◆ **Exercise**: Each entry needs to be retyped exactly.

◆ **Data provided**:
=== Begin Enclosure ===
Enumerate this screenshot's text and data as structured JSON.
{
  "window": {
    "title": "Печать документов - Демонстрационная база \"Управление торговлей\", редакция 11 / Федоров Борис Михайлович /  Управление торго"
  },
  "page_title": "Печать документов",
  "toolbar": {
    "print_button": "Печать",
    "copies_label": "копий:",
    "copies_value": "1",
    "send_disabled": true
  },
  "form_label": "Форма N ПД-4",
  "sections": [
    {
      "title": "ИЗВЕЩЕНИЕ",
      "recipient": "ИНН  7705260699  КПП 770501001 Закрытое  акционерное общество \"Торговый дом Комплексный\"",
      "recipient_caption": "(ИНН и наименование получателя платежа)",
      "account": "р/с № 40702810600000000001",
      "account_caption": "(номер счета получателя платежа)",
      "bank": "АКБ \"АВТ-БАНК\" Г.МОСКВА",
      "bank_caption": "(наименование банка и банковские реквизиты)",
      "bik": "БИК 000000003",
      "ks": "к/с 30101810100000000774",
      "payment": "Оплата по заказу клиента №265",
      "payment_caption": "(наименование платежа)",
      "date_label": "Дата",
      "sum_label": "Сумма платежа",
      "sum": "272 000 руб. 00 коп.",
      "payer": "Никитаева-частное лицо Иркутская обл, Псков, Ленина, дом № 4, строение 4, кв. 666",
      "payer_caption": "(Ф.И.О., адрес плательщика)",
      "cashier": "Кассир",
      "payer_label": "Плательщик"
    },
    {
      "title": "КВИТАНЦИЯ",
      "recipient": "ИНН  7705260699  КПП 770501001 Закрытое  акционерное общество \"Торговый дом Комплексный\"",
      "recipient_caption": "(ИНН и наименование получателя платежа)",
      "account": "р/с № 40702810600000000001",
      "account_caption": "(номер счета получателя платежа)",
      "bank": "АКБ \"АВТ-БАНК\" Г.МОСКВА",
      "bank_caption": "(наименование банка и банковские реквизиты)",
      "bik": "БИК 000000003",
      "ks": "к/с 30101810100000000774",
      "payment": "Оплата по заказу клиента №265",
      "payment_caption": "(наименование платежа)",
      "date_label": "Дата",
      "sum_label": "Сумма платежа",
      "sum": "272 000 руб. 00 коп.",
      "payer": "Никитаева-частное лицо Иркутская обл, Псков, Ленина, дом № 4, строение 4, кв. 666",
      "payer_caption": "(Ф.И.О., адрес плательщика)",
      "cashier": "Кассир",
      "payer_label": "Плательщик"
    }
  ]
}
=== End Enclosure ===
◆ **Solution for this exercise**:
Enumerate this screenshot's text and data as structured JSON.
{
  "window": {
    "title": "Печать документов - Демонстрационная база \"Управление торговлей\", редакция 11 / Федоров Борис Михайлович /  Управление торго"
  },
  "page_title": "Печать документов",
  "toolbar": {
    "print_button": "Печать",
    "copies_label": "копий:",
    "copies_value": "1",
    "send_disabled": true
  },
  "form_label": "Форма N ПД-4",
  "sections": [
    {
      "title": "ИЗВЕЩЕНИЕ",
      "recipient": "ИНН  7705260699  КПП 770501001 Закрытое  акционерное общество \"Торговый дом Комплексный\"",
      "recipient_caption": "(ИНН и наименование получателя платежа)",
      "account": "р/с № 40702810600000000001",
      "account_caption": "(номер счета получателя платежа)",
      "bank": "АКБ \"АВТ-БАНК\" Г.МОСКВА",
      "bank_caption": "(наименование банка и банковские реквизиты)",
      "bik": "БИК 000000003",
      "ks": "к/с 30101810100000000774",
      "payment": "Оплата по заказу клиента №265",
      "payment_caption": "(наименование платежа)",
      "date_label": "Дата",
      "sum_label": "Сумма платежа",
      "sum": "272 000 руб. 00 коп.",
      "payer": "Никитаева-частное лицо Иркутская обл, Псков, Ленина, дом № 4, строение 4, кв. 666",
      "payer_caption": "(Ф.И.О., адрес плательщика)",
      "cashier": "Кассир",
      "payer_label": "Плательщик"
    },
    {
      "title": "КВИТАНЦИЯ",
      "recipient": "ИНН  7705260699  КПП 770501001 Закрытое  акционерное общество \"Торговый дом Комплексный\"",
      "recipient_caption": "(ИНН и наименование получателя платежа)",
      "account": "р/с № 40702810600000000001",
      "account_caption": "(номер счета получателя платежа)",
      "bank": "АКБ \"АВТ-БАНК\" Г.МОСКВА",
      "bank_caption": "(наименование банка и банковские реквизиты)",
      "bik": "БИК 000000003",
      "ks": "к/с 30101810100000000774",
      "payment": "Оплата по заказу клиента №265",
      "payment_caption": "(наименование платежа)",
      "date_label": "Дата",
      "sum_label": "Сумма платежа",
      "sum": "272 000 руб. 00 коп.",
      "payer": "Никитаева-частное лицо Иркутская обл, Псков, Ленина, дом № 4, строение 4, кв. 666",
      "payer_caption": "(Ф.И.О., адрес плательщика)",
      "cashier": "Кассир",
      "payer_label": "Плательщик"
    }
  ]
}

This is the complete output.